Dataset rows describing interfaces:

________

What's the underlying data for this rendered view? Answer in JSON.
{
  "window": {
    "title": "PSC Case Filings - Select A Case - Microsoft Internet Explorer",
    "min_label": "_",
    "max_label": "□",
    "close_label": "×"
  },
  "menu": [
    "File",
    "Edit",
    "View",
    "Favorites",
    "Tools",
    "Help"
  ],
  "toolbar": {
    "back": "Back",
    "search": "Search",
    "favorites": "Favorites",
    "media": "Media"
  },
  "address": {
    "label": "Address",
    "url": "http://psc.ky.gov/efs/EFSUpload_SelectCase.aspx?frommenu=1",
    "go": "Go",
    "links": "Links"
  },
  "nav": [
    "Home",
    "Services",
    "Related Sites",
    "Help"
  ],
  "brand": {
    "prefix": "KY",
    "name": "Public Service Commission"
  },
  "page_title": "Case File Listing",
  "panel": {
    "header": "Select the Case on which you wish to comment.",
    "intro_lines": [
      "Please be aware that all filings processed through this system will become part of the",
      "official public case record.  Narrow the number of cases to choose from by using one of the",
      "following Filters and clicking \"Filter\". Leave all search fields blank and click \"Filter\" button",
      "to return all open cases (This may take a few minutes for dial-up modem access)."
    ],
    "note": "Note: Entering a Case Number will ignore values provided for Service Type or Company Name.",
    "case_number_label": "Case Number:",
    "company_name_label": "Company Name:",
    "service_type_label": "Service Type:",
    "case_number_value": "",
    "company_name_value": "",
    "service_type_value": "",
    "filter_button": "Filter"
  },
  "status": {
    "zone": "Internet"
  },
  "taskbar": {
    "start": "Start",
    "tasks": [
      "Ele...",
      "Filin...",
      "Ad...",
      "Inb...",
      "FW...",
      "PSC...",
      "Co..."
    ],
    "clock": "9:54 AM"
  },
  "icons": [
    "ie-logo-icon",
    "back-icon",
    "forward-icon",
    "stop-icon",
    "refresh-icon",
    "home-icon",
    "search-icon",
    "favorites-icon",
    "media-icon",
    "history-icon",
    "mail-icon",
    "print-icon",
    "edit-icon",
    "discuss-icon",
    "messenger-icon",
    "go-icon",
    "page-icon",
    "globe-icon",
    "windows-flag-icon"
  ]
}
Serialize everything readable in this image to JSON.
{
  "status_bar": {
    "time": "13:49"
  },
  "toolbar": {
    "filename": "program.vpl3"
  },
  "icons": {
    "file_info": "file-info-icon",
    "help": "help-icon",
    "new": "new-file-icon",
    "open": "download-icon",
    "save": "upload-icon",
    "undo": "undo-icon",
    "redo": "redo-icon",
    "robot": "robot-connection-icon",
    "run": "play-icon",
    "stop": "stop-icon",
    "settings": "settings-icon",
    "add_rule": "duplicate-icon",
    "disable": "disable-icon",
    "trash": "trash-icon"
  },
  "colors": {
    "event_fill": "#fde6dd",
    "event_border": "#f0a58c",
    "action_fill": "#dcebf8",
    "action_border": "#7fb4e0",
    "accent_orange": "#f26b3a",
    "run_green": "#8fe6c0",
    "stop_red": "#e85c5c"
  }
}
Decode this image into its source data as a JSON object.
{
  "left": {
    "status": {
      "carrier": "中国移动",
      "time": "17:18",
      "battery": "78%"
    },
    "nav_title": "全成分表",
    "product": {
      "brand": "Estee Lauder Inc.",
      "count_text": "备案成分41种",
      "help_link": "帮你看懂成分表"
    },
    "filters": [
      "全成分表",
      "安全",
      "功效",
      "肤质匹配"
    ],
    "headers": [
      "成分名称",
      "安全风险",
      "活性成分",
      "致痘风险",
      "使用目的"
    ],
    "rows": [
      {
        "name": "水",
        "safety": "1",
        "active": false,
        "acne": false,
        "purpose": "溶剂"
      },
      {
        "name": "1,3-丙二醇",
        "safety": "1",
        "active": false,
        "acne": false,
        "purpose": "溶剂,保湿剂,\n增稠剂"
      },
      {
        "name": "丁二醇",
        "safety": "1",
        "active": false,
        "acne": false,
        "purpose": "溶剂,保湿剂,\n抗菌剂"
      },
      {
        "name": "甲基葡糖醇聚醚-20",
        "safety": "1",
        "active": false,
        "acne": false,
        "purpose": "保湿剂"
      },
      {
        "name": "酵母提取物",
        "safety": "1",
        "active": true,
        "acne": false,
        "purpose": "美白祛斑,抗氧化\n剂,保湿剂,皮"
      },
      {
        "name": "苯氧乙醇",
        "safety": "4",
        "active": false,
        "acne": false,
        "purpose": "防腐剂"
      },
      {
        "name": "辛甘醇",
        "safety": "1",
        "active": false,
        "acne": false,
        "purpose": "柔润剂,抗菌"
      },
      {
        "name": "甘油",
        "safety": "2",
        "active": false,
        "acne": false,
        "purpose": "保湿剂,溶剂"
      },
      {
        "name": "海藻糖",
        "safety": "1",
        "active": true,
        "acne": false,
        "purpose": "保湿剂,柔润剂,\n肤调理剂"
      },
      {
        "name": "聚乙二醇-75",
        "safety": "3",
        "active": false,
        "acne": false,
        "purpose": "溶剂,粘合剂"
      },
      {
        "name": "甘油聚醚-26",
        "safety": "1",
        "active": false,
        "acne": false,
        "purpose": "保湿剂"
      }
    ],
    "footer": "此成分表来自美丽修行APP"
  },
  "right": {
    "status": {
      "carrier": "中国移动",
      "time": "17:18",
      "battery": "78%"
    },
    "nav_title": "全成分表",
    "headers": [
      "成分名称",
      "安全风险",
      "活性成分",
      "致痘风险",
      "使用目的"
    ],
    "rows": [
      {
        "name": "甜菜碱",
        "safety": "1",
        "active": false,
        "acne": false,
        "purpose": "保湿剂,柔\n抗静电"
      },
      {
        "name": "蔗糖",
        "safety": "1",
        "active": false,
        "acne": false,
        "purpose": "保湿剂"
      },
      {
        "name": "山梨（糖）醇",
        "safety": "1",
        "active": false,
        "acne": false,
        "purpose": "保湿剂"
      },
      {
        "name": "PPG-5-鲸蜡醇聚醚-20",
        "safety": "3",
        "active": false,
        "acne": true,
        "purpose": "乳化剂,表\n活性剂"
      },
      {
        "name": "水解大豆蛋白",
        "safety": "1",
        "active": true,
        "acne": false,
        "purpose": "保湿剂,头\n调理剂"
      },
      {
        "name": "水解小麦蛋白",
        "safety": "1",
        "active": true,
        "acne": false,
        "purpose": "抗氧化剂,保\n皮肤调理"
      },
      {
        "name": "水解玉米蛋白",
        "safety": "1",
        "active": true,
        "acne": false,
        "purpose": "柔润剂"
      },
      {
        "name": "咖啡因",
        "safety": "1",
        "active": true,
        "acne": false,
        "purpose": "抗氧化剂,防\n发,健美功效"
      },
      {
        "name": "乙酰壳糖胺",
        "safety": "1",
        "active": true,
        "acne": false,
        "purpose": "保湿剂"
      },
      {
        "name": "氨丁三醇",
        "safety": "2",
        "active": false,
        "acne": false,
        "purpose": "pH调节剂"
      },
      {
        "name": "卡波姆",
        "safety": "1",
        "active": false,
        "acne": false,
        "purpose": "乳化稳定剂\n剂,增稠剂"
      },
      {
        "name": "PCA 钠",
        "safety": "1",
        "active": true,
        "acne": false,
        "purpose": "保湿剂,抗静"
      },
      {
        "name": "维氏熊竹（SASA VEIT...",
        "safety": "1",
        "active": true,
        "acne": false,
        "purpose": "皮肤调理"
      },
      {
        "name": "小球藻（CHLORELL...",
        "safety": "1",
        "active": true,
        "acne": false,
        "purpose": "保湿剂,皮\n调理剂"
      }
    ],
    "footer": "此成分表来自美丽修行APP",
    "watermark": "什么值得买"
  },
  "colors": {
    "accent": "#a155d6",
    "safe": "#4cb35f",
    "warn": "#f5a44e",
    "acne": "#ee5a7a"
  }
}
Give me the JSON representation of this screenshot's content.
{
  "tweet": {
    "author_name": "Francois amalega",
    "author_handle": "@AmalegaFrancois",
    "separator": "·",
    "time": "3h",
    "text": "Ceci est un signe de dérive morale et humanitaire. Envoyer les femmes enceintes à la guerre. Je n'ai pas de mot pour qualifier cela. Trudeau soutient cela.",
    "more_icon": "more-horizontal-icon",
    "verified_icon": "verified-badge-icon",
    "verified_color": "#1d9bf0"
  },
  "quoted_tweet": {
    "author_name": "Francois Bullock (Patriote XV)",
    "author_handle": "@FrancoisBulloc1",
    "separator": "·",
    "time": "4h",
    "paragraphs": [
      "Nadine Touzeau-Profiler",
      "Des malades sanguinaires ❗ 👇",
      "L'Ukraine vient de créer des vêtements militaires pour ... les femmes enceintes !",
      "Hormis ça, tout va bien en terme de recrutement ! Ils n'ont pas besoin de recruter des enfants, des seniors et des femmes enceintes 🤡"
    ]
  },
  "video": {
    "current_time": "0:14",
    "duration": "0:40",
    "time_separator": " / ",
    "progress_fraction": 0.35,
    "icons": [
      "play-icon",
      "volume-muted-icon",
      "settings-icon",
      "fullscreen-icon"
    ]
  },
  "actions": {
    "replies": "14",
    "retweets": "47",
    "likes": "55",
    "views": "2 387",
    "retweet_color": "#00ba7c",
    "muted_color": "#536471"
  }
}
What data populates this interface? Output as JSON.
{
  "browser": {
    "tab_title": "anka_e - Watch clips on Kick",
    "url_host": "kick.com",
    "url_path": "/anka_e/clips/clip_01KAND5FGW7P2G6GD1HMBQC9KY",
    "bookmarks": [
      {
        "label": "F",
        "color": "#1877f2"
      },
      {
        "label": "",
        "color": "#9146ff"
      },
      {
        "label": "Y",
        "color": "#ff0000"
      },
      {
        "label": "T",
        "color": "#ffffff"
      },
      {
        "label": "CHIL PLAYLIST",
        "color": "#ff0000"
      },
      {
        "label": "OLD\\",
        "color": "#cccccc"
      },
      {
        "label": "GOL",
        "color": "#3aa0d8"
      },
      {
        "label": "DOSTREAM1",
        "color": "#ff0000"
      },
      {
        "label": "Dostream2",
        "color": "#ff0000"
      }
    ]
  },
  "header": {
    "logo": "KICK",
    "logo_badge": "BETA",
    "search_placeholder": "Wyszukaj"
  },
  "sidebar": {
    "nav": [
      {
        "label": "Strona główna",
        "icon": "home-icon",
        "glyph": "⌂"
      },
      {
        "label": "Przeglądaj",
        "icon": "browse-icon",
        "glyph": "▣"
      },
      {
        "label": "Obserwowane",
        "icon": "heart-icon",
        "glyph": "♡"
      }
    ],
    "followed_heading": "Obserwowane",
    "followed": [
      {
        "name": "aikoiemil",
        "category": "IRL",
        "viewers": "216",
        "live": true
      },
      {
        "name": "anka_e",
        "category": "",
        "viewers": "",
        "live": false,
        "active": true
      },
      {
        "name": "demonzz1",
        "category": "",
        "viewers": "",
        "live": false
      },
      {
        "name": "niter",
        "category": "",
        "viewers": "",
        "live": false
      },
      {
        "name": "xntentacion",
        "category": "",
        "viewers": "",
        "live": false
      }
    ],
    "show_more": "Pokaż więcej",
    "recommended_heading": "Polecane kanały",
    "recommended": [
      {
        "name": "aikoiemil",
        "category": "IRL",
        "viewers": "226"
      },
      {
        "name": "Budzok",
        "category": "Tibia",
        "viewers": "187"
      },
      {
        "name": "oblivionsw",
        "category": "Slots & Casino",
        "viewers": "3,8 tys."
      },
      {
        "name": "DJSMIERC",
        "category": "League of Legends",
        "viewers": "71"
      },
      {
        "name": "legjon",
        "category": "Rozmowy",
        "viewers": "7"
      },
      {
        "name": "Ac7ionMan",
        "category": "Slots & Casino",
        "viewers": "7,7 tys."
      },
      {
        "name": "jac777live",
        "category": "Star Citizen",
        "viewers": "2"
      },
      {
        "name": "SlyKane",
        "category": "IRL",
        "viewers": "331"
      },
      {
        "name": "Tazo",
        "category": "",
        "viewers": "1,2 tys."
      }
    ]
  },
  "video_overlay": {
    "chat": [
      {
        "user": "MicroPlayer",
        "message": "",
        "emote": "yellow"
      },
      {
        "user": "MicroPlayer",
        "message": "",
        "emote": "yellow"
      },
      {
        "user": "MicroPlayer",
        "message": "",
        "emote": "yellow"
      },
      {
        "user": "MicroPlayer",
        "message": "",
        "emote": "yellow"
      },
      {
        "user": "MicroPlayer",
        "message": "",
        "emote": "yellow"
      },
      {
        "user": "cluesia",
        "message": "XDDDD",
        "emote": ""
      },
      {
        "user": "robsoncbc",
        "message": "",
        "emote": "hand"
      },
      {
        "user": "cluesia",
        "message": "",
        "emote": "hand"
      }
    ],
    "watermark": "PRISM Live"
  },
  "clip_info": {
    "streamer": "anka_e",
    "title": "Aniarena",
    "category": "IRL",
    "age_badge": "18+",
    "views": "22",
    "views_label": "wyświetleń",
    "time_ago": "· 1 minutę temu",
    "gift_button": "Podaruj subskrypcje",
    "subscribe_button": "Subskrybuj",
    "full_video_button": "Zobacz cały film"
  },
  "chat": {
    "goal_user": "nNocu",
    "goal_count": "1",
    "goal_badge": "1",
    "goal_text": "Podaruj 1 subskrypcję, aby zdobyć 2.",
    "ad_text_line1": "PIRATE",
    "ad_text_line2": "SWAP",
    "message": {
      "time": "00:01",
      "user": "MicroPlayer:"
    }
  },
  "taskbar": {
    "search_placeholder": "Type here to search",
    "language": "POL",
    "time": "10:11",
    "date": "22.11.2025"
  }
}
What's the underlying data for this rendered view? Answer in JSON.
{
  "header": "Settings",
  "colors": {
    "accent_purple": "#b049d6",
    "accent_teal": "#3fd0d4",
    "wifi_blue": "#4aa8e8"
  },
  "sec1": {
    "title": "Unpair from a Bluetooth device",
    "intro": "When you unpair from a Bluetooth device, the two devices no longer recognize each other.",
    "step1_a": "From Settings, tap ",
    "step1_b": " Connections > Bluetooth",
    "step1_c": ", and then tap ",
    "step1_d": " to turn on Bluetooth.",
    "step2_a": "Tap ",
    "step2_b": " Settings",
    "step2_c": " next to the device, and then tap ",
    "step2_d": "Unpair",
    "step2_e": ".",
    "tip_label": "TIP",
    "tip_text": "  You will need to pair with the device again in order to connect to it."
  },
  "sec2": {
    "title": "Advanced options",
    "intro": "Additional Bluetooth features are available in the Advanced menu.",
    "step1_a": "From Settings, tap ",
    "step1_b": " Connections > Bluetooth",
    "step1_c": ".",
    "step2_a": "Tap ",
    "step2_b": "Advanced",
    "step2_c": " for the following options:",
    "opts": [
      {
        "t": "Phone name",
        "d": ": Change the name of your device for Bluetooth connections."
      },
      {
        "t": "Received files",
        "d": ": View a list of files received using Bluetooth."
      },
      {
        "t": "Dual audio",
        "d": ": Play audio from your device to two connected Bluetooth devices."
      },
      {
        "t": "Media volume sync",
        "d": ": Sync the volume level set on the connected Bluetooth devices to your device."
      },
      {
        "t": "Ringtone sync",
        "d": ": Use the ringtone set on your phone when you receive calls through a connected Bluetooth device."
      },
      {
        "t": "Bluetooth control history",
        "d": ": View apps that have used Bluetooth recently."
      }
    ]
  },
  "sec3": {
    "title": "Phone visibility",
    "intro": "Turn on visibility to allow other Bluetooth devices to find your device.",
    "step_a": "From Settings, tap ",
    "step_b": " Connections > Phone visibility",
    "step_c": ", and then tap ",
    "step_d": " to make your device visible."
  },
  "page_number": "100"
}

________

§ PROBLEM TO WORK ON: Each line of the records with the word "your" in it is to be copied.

§ REPLY TO THE EXERCISE:
        "d": ": Change the name of your device for Bluetooth connections."
        "d": ": Play audio from your device to two connected Bluetooth devices."
        "d": ": Sync the volume level set on the connected Bluetooth devices to your device."
        "d": ": Use the ringtone set on your phone when you receive calls through a connected Bluetooth device."
    "intro": "Turn on visibility to allow other Bluetooth devices to find your device.",
    "step_d": " to make your device visible."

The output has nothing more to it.